Congress vice-president Rahul Gandhi on Saturday dodged all questions about withdrawal of the Armed Forces Special Powers Act (AFSPA) as well as prospects of his party’s pre-poll alliance with the incumbent coalition partner National Conference in the coming Lok Sabha and Assembly elections in Jammu and Kashmir.

“This is a discussion between the Chief Minister and our Prime Minister. It’s not appropriate for me to make statements on this,” Mr. Gandhi said when a journalist wanted to know why the Centre was not listening to Chief Minister Omar Abdullah’s demand of revoking the AFSPA from the State.

He was addressing an impromptu news conference after launching the Union Rural Development Ministry-funded Umeed programme for the entire State at this central Kashmir district headquarters.

Internal matter

On alliance with the NC, he said: “These are matters are not for me to delve into and discuss. These are matters are decided within their party, within our party. We have a healthy constructive relationship and we are working together. I have got a view and I’ll express that view to my leadership.”

“What’s that view? Should the Congress, National Conference coalition continue?” he was asked.

Mr. Gandhi laughed and retorted: “There are certain things that are internal to an organisation and I certainly have a view on all of these matters.

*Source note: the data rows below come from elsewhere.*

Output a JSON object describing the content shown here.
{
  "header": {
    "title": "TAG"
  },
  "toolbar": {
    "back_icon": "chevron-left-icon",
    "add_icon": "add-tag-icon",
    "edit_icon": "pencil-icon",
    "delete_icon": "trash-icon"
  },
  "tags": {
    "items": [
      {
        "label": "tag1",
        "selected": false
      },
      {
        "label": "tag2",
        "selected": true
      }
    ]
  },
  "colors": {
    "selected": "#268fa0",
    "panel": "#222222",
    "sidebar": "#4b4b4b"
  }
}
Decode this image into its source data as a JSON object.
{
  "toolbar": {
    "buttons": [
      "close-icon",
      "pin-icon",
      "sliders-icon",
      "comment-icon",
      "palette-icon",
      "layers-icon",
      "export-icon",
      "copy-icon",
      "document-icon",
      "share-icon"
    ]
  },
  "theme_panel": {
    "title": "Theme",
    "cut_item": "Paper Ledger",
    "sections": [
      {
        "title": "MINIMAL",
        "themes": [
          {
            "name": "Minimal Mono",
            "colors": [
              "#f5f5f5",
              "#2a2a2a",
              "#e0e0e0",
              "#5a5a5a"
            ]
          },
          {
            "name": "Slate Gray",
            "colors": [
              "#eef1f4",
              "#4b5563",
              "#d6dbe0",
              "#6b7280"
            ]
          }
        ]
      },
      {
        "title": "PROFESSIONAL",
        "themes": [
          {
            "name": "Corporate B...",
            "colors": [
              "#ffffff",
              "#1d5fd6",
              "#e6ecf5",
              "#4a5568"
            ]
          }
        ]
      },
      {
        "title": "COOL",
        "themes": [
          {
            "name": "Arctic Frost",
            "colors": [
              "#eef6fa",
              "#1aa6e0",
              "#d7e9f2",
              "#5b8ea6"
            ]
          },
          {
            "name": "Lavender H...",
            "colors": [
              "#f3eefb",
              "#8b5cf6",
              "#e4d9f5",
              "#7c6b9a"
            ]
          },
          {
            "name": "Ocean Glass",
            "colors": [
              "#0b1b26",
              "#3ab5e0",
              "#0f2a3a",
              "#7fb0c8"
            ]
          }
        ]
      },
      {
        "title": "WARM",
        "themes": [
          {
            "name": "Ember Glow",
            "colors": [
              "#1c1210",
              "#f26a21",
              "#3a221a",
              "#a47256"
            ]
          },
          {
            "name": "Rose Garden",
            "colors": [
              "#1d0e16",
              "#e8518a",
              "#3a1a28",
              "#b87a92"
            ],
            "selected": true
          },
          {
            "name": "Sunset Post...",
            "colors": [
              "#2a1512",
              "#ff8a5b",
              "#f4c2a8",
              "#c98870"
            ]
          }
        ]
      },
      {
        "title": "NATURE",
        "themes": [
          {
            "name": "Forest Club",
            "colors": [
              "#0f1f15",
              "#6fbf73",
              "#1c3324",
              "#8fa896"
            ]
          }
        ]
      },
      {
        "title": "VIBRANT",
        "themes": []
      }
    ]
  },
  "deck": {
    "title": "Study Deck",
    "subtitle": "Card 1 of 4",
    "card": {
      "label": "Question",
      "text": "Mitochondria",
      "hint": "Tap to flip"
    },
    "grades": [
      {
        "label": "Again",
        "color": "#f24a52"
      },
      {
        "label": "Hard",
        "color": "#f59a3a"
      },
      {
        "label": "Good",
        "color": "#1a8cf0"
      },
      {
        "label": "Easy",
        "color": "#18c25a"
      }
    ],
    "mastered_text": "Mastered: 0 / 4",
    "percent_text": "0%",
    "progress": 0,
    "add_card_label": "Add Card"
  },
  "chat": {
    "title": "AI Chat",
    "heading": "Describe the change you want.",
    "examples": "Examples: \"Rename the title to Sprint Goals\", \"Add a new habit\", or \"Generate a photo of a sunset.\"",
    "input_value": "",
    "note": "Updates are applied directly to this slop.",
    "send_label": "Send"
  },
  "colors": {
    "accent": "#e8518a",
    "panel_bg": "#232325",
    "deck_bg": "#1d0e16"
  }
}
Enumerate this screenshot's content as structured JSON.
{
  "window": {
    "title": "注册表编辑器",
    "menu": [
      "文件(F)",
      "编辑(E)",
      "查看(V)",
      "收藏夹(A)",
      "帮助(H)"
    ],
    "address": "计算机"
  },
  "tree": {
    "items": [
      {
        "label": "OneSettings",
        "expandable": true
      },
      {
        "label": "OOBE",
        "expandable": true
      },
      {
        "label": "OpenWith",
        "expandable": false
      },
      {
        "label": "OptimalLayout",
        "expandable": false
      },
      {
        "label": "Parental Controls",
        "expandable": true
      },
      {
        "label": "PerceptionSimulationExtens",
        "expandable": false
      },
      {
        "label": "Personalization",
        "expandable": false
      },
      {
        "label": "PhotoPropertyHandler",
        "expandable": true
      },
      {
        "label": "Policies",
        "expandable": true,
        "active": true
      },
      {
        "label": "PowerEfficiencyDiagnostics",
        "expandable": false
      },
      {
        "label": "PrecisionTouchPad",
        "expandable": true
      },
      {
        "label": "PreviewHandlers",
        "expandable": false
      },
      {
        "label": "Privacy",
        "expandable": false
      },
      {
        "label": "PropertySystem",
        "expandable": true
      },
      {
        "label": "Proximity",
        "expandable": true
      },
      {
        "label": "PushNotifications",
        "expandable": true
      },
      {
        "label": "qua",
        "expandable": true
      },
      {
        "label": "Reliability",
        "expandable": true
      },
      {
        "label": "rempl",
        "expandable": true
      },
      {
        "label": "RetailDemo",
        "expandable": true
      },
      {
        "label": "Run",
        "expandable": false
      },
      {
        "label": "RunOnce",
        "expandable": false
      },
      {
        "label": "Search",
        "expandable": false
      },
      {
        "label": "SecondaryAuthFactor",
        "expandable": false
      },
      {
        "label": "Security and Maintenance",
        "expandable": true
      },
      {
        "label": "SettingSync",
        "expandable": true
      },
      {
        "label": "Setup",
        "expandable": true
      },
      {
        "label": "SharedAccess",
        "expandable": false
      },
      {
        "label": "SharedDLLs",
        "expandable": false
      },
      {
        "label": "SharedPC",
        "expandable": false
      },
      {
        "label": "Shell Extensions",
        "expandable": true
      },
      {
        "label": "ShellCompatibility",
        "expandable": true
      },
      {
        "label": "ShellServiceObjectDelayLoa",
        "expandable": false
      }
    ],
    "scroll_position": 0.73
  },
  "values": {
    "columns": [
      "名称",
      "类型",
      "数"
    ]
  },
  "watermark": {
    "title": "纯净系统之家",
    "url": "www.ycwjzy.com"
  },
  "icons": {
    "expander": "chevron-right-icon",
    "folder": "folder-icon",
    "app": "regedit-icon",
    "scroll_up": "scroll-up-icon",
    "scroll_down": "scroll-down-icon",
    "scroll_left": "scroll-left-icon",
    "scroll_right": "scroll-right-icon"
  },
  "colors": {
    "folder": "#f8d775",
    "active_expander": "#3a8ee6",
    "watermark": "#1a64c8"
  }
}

I’ll place my views in front of my senior leadership in the Congress, and these matters, unfortunately or fortunately, are not to be decided in front of the Press cameras.”

Stress on development

He evinced more interest in his party’s contribution to the State’s development and progress, besides the employment and empowerment of the youth and the women, rather than politics and the political partnership.

Even when a journalist wanted to know whether or not the separatist Hurriyat Conference was being roped in for a dialogue process for resolution of the Kashmir issue, Mr. Gandhi put the ball in Mr. Abdullah’s court. “That’s for the Chief Minister to see,” he said.

“We’ve done the best”

Asked why the UPA-II had done “nothing” to restore peace and confidence with the involvement of the separatist leadership in Kashmir, he claimed that it had done the “best” to empower people at the grass roots. He referred to the extensive surface connectivity.

The UPA-II had brought about a “massive change” and “transformation of mood” in the Valley, he said adding “I’m quite proud of the work we are doing in J&K. We are working together, the Centre and the State government. Of Course, every now and then there are issues that can come up but we resolve them all.”